#### Problem requirements:
Please tally the lines of the listing that follows where the word "quote" appears, and reply with the number only.

#### Records for the task:

┌──

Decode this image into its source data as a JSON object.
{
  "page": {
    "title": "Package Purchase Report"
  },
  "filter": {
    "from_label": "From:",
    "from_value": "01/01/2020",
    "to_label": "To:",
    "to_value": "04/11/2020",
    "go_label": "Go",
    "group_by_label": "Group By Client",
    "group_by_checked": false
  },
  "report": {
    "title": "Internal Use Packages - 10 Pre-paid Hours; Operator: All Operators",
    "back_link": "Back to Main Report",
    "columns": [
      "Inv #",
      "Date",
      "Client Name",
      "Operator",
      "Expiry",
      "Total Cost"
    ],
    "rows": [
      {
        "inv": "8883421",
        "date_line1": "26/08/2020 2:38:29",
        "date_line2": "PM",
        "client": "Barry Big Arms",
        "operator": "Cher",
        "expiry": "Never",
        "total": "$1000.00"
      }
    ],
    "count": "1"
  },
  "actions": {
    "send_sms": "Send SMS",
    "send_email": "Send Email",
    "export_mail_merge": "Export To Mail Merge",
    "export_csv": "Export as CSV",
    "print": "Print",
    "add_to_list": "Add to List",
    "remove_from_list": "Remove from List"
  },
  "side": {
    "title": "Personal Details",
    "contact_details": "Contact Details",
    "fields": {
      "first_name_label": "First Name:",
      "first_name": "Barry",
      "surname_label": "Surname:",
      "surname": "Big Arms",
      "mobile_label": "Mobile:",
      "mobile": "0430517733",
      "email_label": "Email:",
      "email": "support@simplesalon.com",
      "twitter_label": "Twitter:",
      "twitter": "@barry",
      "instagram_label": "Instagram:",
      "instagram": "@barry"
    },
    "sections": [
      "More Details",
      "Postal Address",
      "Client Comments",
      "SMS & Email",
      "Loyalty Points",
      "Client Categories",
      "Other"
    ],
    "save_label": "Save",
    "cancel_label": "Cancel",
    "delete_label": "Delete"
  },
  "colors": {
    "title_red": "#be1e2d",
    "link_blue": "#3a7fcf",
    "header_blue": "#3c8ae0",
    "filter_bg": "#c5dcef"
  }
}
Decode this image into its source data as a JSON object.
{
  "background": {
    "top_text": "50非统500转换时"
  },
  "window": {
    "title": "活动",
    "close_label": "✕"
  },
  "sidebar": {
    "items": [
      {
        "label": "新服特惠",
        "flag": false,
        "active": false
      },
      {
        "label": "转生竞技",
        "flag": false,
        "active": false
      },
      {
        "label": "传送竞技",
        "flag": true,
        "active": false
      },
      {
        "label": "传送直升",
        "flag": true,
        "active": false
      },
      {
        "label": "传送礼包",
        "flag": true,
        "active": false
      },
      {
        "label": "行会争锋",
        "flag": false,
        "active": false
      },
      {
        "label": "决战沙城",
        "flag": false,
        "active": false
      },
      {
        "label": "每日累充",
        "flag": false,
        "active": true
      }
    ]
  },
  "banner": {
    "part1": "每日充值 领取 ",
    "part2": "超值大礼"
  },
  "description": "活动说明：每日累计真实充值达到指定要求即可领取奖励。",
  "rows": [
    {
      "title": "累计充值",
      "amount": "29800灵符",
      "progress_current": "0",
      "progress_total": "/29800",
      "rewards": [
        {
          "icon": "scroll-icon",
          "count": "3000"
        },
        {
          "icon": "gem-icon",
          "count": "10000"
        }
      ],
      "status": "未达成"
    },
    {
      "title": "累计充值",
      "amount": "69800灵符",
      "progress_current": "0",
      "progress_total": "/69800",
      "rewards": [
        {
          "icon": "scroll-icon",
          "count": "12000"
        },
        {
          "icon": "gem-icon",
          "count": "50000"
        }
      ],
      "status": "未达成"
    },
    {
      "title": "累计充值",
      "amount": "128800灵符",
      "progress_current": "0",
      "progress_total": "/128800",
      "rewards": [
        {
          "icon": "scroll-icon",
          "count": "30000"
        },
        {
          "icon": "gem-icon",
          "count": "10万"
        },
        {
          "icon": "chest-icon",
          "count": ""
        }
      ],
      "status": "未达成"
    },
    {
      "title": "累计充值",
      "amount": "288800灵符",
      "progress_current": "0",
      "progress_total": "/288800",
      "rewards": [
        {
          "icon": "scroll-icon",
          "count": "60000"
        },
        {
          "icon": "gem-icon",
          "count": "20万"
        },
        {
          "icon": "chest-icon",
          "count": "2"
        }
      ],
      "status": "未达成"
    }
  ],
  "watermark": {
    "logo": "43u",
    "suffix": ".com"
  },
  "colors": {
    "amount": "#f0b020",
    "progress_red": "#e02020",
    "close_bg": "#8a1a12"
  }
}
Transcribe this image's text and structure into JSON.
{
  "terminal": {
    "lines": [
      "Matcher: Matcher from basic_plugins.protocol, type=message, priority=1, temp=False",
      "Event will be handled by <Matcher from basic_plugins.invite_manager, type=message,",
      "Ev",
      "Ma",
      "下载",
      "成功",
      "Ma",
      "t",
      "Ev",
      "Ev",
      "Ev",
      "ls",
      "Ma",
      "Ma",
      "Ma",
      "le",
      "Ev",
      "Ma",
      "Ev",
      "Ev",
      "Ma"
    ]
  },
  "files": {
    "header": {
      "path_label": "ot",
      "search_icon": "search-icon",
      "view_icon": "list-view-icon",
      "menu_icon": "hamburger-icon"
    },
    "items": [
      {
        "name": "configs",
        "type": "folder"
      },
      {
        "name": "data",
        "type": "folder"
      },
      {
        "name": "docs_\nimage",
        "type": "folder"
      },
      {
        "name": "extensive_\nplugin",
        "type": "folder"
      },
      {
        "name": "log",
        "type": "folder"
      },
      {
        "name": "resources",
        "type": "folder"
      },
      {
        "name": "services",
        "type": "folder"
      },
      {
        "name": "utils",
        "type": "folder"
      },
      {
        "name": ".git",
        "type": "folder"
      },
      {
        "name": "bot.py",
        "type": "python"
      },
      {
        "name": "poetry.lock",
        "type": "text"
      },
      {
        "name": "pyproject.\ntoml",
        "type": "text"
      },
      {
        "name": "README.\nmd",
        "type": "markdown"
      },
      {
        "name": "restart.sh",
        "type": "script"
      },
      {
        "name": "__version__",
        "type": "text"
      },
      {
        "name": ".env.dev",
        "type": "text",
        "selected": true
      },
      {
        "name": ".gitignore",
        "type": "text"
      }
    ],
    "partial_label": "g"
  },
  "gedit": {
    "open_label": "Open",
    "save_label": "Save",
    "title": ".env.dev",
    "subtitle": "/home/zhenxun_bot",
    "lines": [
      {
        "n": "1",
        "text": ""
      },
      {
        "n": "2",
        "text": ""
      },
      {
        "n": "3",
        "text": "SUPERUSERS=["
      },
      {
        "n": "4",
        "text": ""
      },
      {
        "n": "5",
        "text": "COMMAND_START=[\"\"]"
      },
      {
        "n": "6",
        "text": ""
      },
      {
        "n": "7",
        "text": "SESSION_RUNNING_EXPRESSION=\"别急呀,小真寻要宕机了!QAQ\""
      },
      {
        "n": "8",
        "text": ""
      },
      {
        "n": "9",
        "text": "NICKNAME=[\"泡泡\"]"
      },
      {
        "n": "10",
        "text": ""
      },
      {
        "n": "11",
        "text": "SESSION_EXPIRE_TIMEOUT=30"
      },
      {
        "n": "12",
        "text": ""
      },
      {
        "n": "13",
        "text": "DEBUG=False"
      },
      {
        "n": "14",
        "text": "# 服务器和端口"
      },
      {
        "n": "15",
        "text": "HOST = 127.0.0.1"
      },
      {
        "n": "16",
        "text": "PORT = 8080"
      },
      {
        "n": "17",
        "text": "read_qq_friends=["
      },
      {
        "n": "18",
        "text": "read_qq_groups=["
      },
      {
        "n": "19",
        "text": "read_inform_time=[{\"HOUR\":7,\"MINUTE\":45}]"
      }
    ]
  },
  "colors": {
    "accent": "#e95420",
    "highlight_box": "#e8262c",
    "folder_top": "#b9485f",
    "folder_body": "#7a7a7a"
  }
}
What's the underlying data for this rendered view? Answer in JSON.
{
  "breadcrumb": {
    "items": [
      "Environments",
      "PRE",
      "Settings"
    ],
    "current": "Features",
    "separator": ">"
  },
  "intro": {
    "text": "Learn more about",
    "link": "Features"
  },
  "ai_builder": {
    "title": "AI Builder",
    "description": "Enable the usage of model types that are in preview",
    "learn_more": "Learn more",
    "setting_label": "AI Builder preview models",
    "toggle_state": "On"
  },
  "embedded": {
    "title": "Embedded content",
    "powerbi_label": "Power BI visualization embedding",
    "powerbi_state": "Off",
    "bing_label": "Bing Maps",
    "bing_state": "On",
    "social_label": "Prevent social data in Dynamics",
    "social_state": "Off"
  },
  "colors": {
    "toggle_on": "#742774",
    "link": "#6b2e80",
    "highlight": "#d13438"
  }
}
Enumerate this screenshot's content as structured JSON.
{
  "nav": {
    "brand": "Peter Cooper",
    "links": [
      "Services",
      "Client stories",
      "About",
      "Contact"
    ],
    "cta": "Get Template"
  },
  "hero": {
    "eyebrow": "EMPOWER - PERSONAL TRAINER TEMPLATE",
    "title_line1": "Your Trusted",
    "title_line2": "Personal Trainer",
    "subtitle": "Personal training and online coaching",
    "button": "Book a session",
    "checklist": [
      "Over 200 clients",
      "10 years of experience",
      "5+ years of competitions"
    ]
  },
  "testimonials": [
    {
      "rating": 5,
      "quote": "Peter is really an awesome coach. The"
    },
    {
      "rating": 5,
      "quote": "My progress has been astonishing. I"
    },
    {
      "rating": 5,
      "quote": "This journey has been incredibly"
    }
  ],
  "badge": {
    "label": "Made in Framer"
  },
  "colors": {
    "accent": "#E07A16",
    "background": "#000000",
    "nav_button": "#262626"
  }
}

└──

#### Exercise answer:
3